| Work order |
Determine the number of lines in the data that contain "icon". Answer with that number only.

-- Study material follows --

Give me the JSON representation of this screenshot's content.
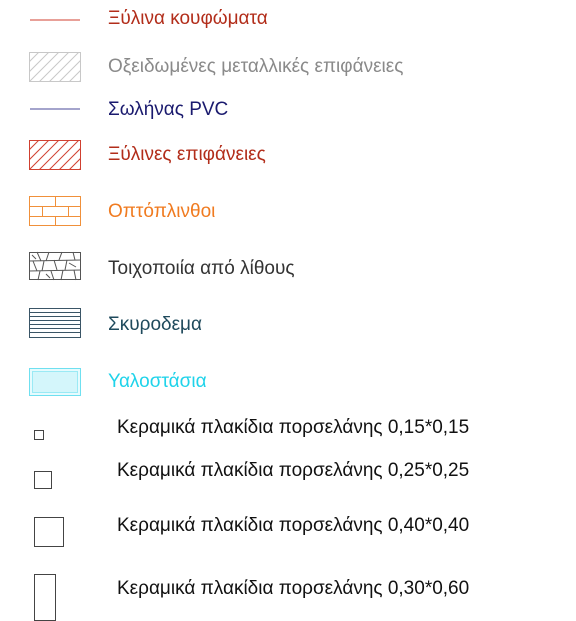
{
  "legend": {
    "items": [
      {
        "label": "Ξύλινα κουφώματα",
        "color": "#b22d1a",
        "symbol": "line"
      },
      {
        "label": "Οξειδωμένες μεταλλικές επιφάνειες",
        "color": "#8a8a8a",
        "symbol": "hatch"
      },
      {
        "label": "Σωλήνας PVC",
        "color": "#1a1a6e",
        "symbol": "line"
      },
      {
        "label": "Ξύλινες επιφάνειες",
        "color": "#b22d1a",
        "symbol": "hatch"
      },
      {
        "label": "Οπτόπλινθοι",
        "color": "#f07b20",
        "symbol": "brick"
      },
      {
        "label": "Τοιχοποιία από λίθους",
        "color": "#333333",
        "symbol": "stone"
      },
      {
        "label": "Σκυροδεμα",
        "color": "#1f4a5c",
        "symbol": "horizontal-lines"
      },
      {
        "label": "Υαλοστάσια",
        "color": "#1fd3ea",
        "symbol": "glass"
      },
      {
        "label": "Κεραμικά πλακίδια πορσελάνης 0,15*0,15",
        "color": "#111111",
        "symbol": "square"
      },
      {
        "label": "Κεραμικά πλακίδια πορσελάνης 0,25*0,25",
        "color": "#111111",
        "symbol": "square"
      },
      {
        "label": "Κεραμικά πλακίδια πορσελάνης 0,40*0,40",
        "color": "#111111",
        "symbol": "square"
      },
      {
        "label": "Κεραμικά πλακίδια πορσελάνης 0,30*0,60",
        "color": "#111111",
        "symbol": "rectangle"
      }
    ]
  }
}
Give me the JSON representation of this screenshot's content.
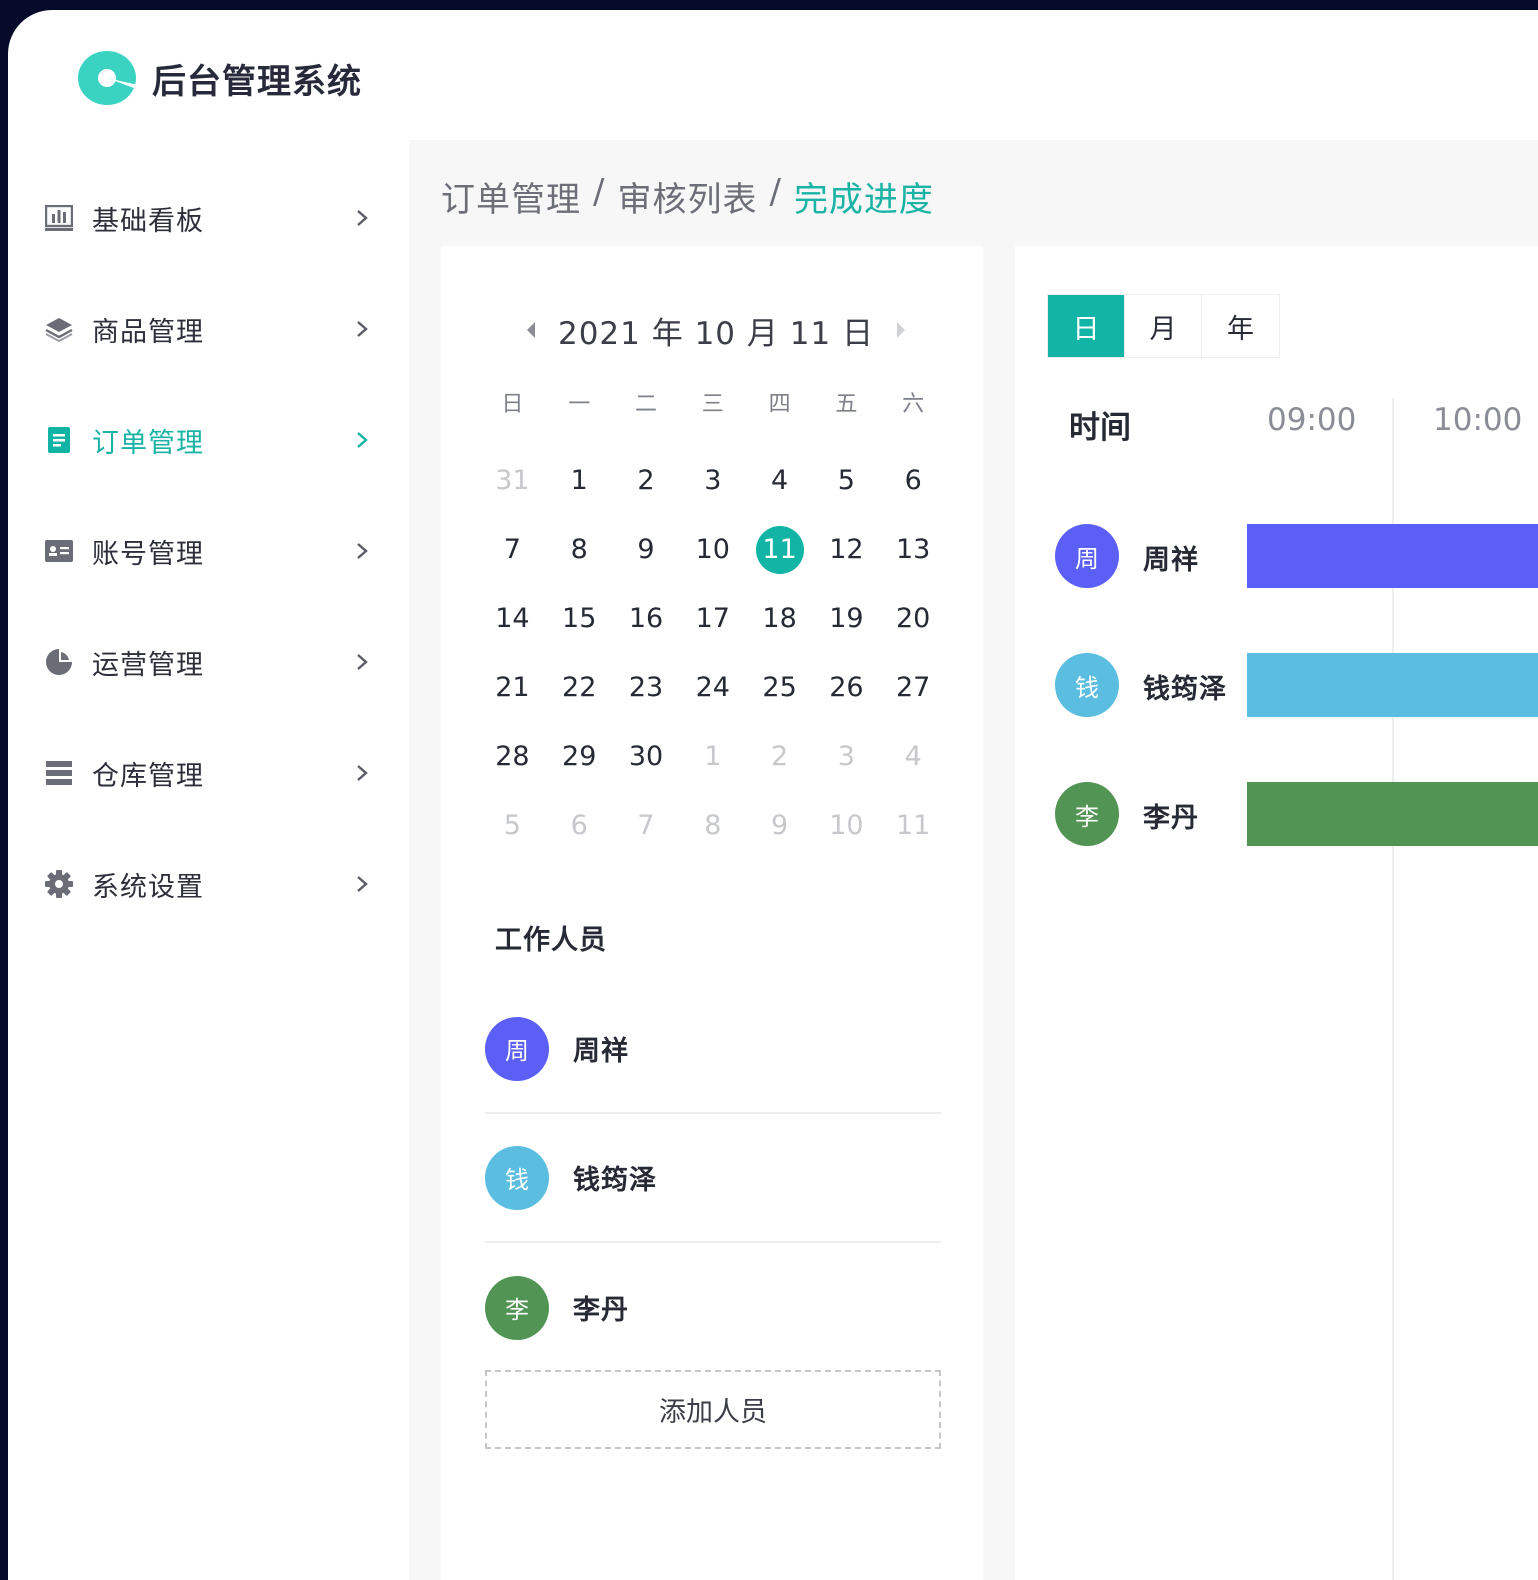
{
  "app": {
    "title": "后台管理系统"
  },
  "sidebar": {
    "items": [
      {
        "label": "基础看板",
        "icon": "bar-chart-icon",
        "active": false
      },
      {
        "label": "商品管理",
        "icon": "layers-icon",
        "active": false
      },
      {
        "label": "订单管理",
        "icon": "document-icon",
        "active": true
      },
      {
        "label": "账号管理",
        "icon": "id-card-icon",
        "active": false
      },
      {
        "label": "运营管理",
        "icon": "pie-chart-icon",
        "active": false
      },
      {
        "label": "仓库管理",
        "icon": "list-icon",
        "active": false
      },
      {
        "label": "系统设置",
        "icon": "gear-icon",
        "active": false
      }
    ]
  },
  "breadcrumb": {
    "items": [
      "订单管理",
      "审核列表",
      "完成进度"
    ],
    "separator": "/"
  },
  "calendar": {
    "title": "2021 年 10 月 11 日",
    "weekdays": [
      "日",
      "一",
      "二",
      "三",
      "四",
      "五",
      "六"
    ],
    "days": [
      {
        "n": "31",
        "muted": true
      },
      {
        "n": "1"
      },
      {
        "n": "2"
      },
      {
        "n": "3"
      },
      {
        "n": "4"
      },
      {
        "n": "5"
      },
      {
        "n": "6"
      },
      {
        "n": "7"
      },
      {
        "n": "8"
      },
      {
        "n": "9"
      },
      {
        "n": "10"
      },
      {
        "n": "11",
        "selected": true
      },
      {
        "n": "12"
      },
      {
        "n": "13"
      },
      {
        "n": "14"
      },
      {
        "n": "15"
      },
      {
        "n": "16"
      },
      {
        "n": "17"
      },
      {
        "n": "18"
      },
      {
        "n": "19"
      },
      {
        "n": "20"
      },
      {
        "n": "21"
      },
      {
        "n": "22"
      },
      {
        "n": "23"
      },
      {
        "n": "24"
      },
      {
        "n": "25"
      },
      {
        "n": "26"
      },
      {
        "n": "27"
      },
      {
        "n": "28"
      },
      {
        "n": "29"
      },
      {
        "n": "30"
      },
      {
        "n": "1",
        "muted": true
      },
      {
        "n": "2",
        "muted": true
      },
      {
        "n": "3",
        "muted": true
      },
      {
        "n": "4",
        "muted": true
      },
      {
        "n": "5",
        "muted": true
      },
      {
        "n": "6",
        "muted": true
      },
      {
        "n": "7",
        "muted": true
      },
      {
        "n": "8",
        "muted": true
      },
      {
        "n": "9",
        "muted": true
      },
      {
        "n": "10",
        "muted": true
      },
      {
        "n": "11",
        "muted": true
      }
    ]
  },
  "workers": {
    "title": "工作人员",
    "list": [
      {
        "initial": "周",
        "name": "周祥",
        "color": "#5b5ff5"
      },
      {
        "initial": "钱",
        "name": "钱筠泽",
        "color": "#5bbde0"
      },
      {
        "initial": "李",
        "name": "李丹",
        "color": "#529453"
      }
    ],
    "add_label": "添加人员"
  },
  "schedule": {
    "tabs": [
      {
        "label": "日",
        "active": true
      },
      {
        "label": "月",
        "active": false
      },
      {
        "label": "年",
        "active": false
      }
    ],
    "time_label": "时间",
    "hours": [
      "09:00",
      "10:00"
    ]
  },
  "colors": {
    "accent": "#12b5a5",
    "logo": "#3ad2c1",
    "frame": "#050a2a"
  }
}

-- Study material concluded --

| Your solution |
7